By Climate Central
Oceans cover 71 percent of the earth’s surface and have a huge capacity to store heat, playing a critical role in the climate system. In addition to that role, oceans are a complex and rich ecosystem on their own — helping to sustain life on land. But there are many threats to the viability of the oceans. One of them is acidification.
Ocean acidification may not be the first thing that comes to mind when you think about impacts of more CO2 in the atmosphere. But currently, oceans absorb about a quarter of the CO2 humans produce every year. All gases in the atmosphere interact with seawater, but when CO2 mixes with the water, it forms carbonic acid. Increased carbonic acid leads to the depletion of carbonate ions, which are an essential component of minerals vital for building sea shells.

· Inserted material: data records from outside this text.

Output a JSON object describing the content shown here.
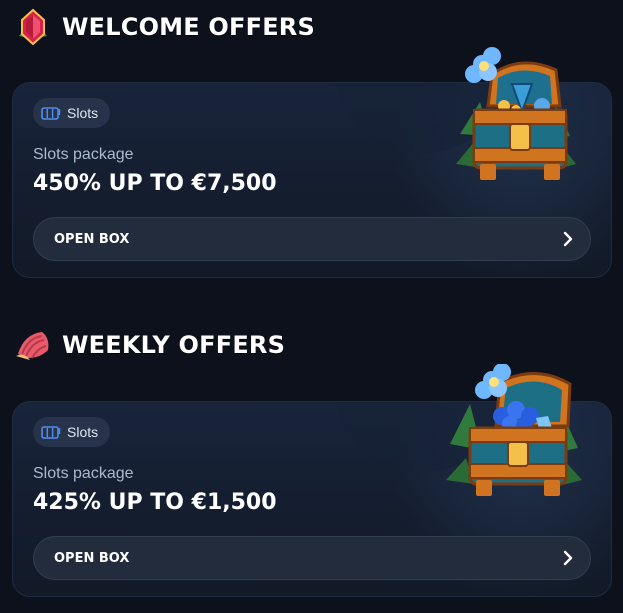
{
  "sections": [
    {
      "title": "WELCOME OFFERS",
      "icon": "gem-icon",
      "card": {
        "tag": "Slots",
        "tag_icon": "slot-machine-icon",
        "package_label": "Slots package",
        "offer": "450% UP TO €7,500",
        "button_label": "OPEN BOX",
        "button_icon": "chevron-right-icon",
        "illustration": "treasure-chest-icon"
      }
    },
    {
      "title": "WEEKLY OFFERS",
      "icon": "shell-icon",
      "card": {
        "tag": "Slots",
        "tag_icon": "slot-machine-icon",
        "package_label": "Slots package",
        "offer": "425% UP TO €1,500",
        "button_label": "OPEN BOX",
        "button_icon": "chevron-right-icon",
        "illustration": "treasure-chest-icon"
      }
    }
  ],
  "colors": {
    "background": "#0d111c",
    "card": "#18243a",
    "button": "#232c3d",
    "tag": "#26334a",
    "muted_text": "#aab9cf"
  }
}
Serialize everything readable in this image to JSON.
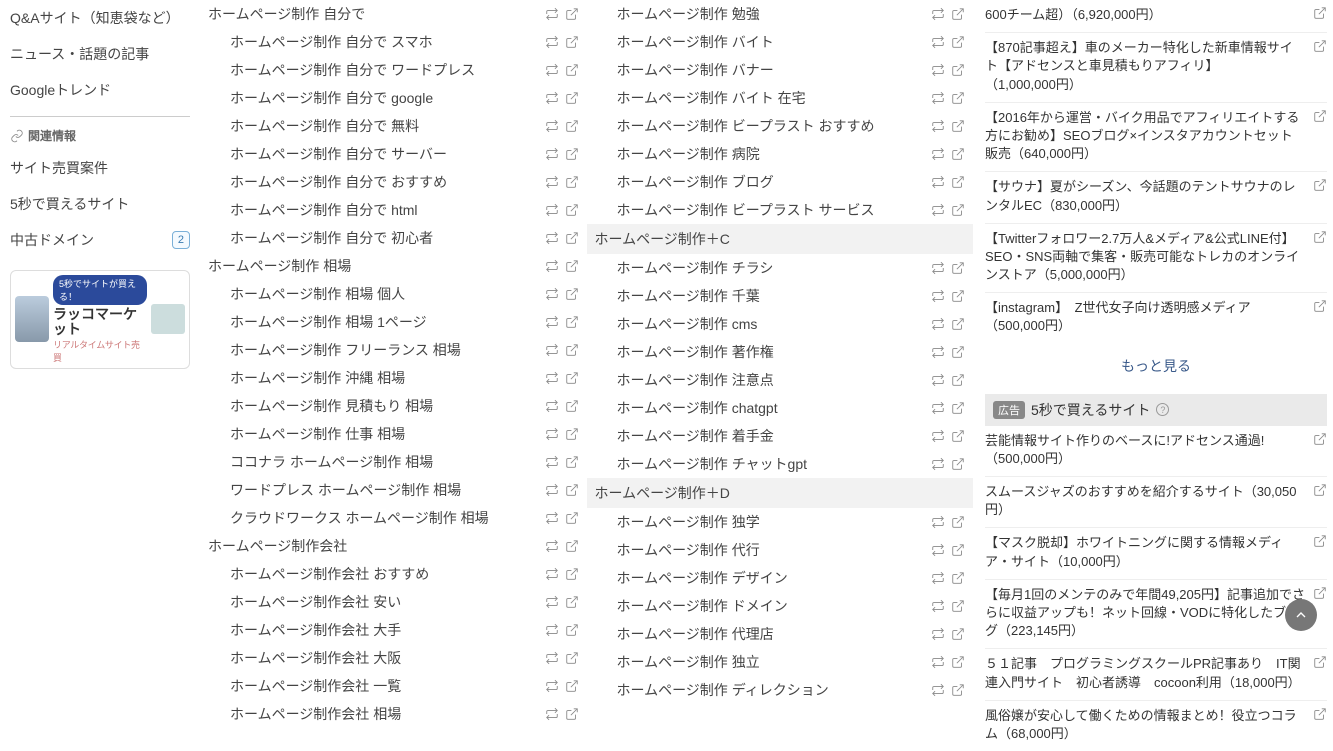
{
  "sidebar": {
    "items": [
      "Q&Aサイト（知恵袋など）",
      "ニュース・話題の記事",
      "Googleトレンド"
    ],
    "relatedHeading": "関連情報",
    "related": [
      {
        "label": "サイト売買案件",
        "badge": null
      },
      {
        "label": "5秒で買えるサイト",
        "badge": null
      },
      {
        "label": "中古ドメイン",
        "badge": "2"
      }
    ],
    "banner": {
      "tag": "5秒でサイトが買える！",
      "title": "ラッコマーケット",
      "sub": "リアルタイムサイト売買"
    }
  },
  "leftCol": {
    "groups": [
      {
        "header": "ホームページ制作 自分で",
        "items": [
          "ホームページ制作 自分で スマホ",
          "ホームページ制作 自分で ワードプレス",
          "ホームページ制作 自分で google",
          "ホームページ制作 自分で 無料",
          "ホームページ制作 自分で サーバー",
          "ホームページ制作 自分で おすすめ",
          "ホームページ制作 自分で html",
          "ホームページ制作 自分で 初心者"
        ]
      },
      {
        "header": "ホームページ制作 相場",
        "items": [
          "ホームページ制作 相場 個人",
          "ホームページ制作 相場 1ページ",
          "ホームページ制作 フリーランス 相場",
          "ホームページ制作 沖縄 相場",
          "ホームページ制作 見積もり 相場",
          "ホームページ制作 仕事 相場",
          "ココナラ ホームページ制作 相場",
          "ワードプレス ホームページ制作 相場",
          "クラウドワークス ホームページ制作 相場"
        ]
      },
      {
        "header": "ホームページ制作会社",
        "items": [
          "ホームページ制作会社 おすすめ",
          "ホームページ制作会社 安い",
          "ホームページ制作会社 大手",
          "ホームページ制作会社 大阪",
          "ホームページ制作会社 一覧",
          "ホームページ制作会社 相場"
        ]
      }
    ]
  },
  "midCol": {
    "groups": [
      {
        "header": null,
        "items": [
          "ホームページ制作 勉強",
          "ホームページ制作 バイト",
          "ホームページ制作 バナー",
          "ホームページ制作 バイト 在宅",
          "ホームページ制作 ビープラスト おすすめ",
          "ホームページ制作 病院",
          "ホームページ制作 ブログ",
          "ホームページ制作 ビープラスト サービス"
        ]
      },
      {
        "header": "ホームページ制作＋C",
        "items": [
          "ホームページ制作 チラシ",
          "ホームページ制作 千葉",
          "ホームページ制作 cms",
          "ホームページ制作 著作権",
          "ホームページ制作 注意点",
          "ホームページ制作 chatgpt",
          "ホームページ制作 着手金",
          "ホームページ制作 チャットgpt"
        ]
      },
      {
        "header": "ホームページ制作＋D",
        "items": [
          "ホームページ制作 独学",
          "ホームページ制作 代行",
          "ホームページ制作 デザイン",
          "ホームページ制作 ドメイン",
          "ホームページ制作 代理店",
          "ホームページ制作 独立",
          "ホームページ制作 ディレクション"
        ]
      }
    ]
  },
  "right": {
    "ads1": [
      {
        "text": "600チーム超）",
        "price": "（6,920,000円）"
      },
      {
        "text": "【870記事超え】車のメーカー特化した新車情報サイト【アドセンスと車見積もりアフィリ】",
        "price": "（1,000,000円）"
      },
      {
        "text": "【2016年から運営・バイク用品でアフィリエイトする方にお勧め】SEOブログ×インスタアカウントセット販売",
        "price": "（640,000円）"
      },
      {
        "text": "【サウナ】夏がシーズン、今話題のテントサウナのレンタルEC",
        "price": "（830,000円）"
      },
      {
        "text": "【Twitterフォロワー2.7万人&メディア&公式LINE付】SEO・SNS両軸で集客・販売可能なトレカのオンラインストア",
        "price": "（5,000,000円）"
      },
      {
        "text": "【instagram】　Z世代女子向け透明感メディア",
        "price": "（500,000円）"
      }
    ],
    "moreLink": "もっと見る",
    "heading2": {
      "badge": "広告",
      "title": "5秒で買えるサイト"
    },
    "ads2": [
      {
        "text": "芸能情報サイト作りのベースに!アドセンス通過!",
        "price": "（500,000円）"
      },
      {
        "text": "スムースジャズのおすすめを紹介するサイト",
        "price": "（30,050円）"
      },
      {
        "text": "【マスク脱却】ホワイトニングに関する情報メディア・サイト",
        "price": "（10,000円）"
      },
      {
        "text": "【毎月1回のメンテのみで年間49,205円】記事追加でさらに収益アップも！ネット回線・VODに特化したブログ",
        "price": "（223,145円）"
      },
      {
        "text": "５１記事　プログラミングスクールPR記事あり　IT関連入門サイト　初心者誘導　cocoon利用",
        "price": "（18,000円）"
      },
      {
        "text": "風俗嬢が安心して働くための情報まとめ！役立つコラム",
        "price": "（68,000円）"
      }
    ]
  }
}
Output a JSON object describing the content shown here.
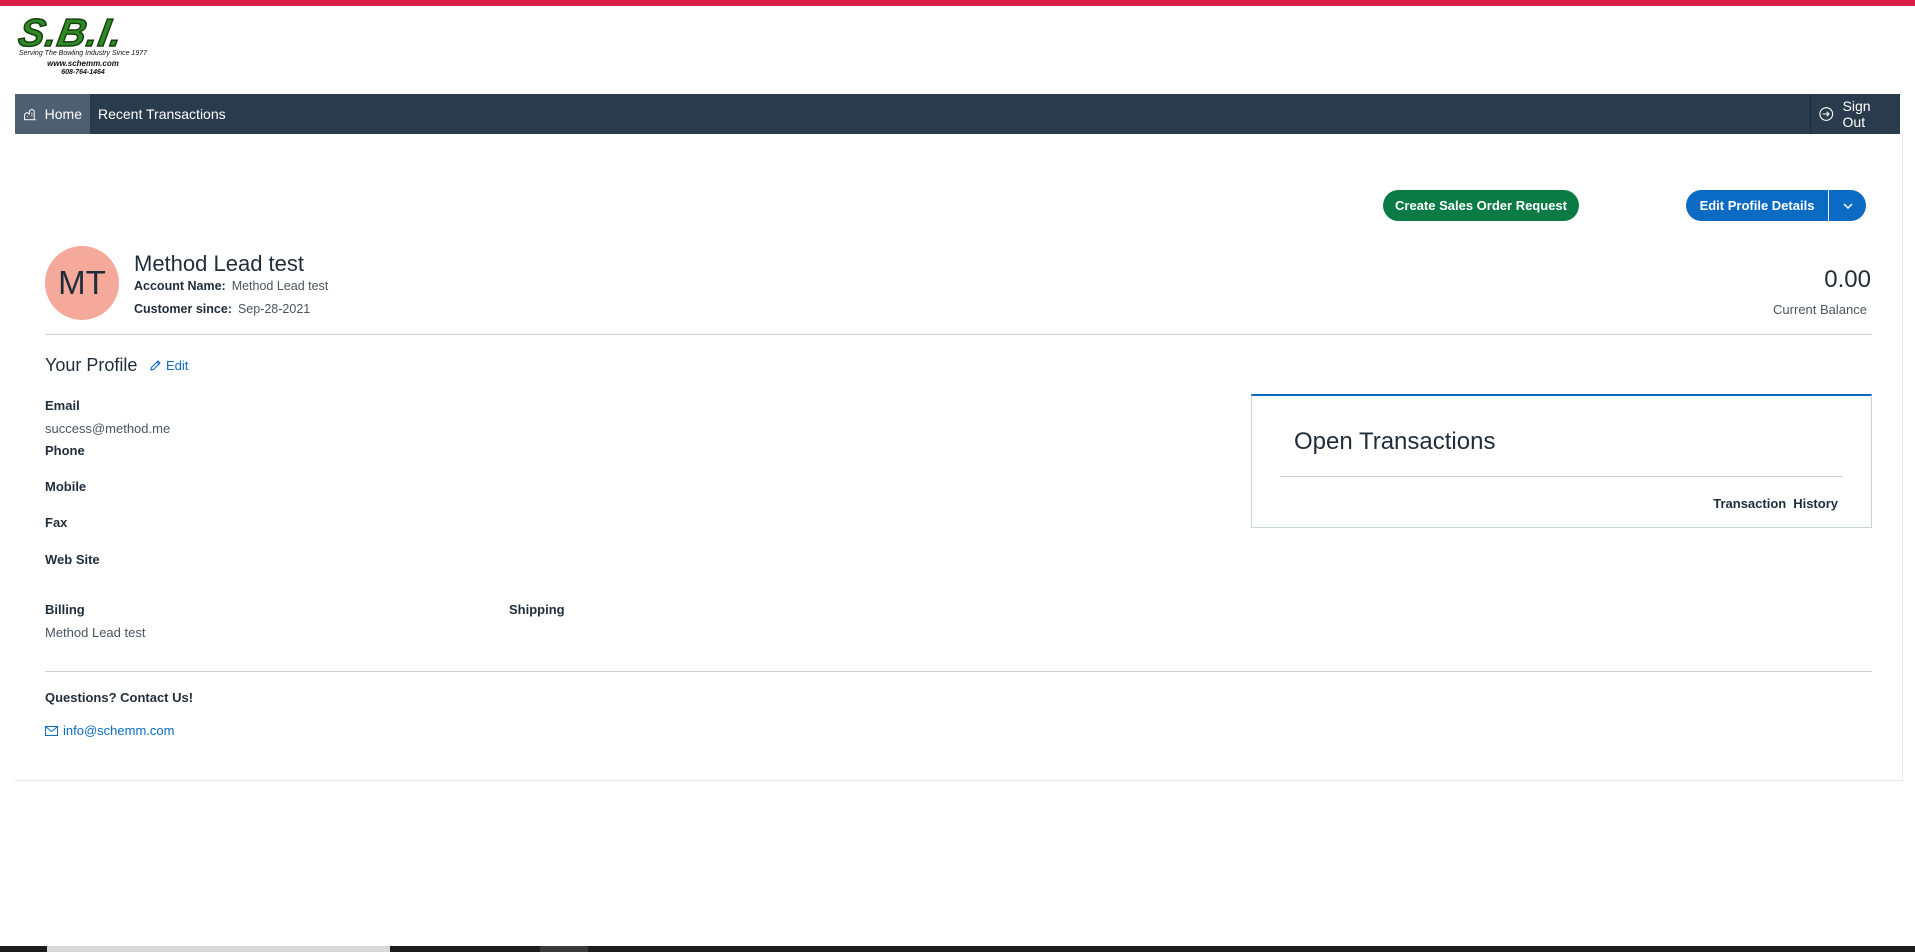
{
  "logo": {
    "mark": "S.B.I.",
    "tagline": "Serving The Bowling Industry Since 1977",
    "website": "www.schemm.com",
    "phone": "608-764-1464"
  },
  "nav": {
    "home": "Home",
    "recent_transactions": "Recent Transactions",
    "sign_out": "Sign Out"
  },
  "actions": {
    "create_sales_order": "Create Sales Order Request",
    "edit_profile_details": "Edit Profile Details"
  },
  "customer": {
    "initials": "MT",
    "name": "Method Lead test",
    "account_name_label": "Account Name:",
    "account_name": "Method Lead test",
    "customer_since_label": "Customer since:",
    "customer_since": "Sep-28-2021",
    "balance": "0.00",
    "balance_label": "Current Balance"
  },
  "profile": {
    "title": "Your Profile",
    "edit": "Edit",
    "email_label": "Email",
    "email": "success@method.me",
    "phone_label": "Phone",
    "mobile_label": "Mobile",
    "fax_label": "Fax",
    "website_label": "Web Site",
    "billing_label": "Billing",
    "billing_value": "Method Lead test",
    "shipping_label": "Shipping"
  },
  "open_transactions": {
    "title": "Open Transactions",
    "transaction": "Transaction",
    "history": "History"
  },
  "contact": {
    "title": "Questions? Contact Us!",
    "email": "info@schemm.com"
  },
  "colors": {
    "top_stripe": "#d91e48",
    "navbar": "#2a3b4d",
    "green_button": "#0a7b44",
    "blue_button": "#0b6bc4",
    "avatar": "#f5a99a"
  }
}
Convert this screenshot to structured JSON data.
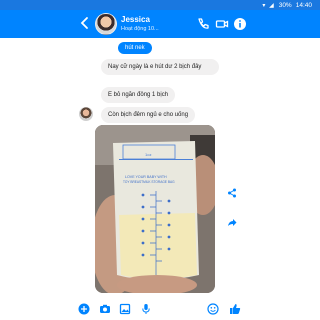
{
  "status_bar": {
    "signal": "▾ ◢",
    "battery": "30%",
    "time": "14:40"
  },
  "header": {
    "contact_name": "Jessica",
    "presence": "Hoạt động 10..."
  },
  "messages": [
    {
      "from": "me",
      "text": "hút nek"
    },
    {
      "from": "them",
      "text": "Nay cữ ngày là e hút dư 2 bịch đây"
    },
    {
      "from": "them",
      "text": "E bỏ ngăn đông 1 bịch"
    },
    {
      "from": "them",
      "text": "Còn bịch đêm ngủ e cho uống"
    }
  ],
  "photo": {
    "bag_label_top": "1oz",
    "bag_text_line1": "LOVE YOUR BABY WITH",
    "bag_text_line2": "TOY BREASTMILK STORAGE BAG"
  },
  "colors": {
    "brand": "#0084ff",
    "status": "#1a78e0",
    "bubble": "#f1f0f0",
    "sent": "#0084ff"
  },
  "icons": {
    "back": "back-arrow-icon",
    "call": "phone-icon",
    "video": "video-camera-icon",
    "info": "info-icon",
    "share": "share-icon",
    "forward": "forward-icon",
    "plus": "plus-circle-icon",
    "camera": "camera-icon",
    "gallery": "gallery-icon",
    "mic": "microphone-icon",
    "emoji": "emoji-icon",
    "like": "thumbs-up-icon"
  }
}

The current rate in acidity change is about 50 times faster than any known historical change, making it difficult for marine life to adapt. Carbonate ions in the ocean become less abundant in a more acidic ocean, making it difficult for shellfish (clams, oysters, mussels) to build shells and skeletons. Additionally, smaller organisms, called plankton, which form the base of the oceanic food web, also have trouble adapting.
In a cascading effect, this will alter ecosystems in a way that could threaten seafood staples around the world. More than 1 billion people rely on oceans for food, and the jobs and economies in coastal communities in the U.S. depend on fish and shellfish. A report from the Convention for Biological Diversity estimates ocean acidification will cost the global economy $1 trillion annually by 2100.
Corals are threatened in a similar way. With less calcium carbonate available in a more acidic ocean, it hinders the ability for corals to maintain their reefs, which are important habitats for other marine organisms and provide some coastal protection from storms. Some research suggests that by the end of the century, reefs may erode faster than they can be rebuilt.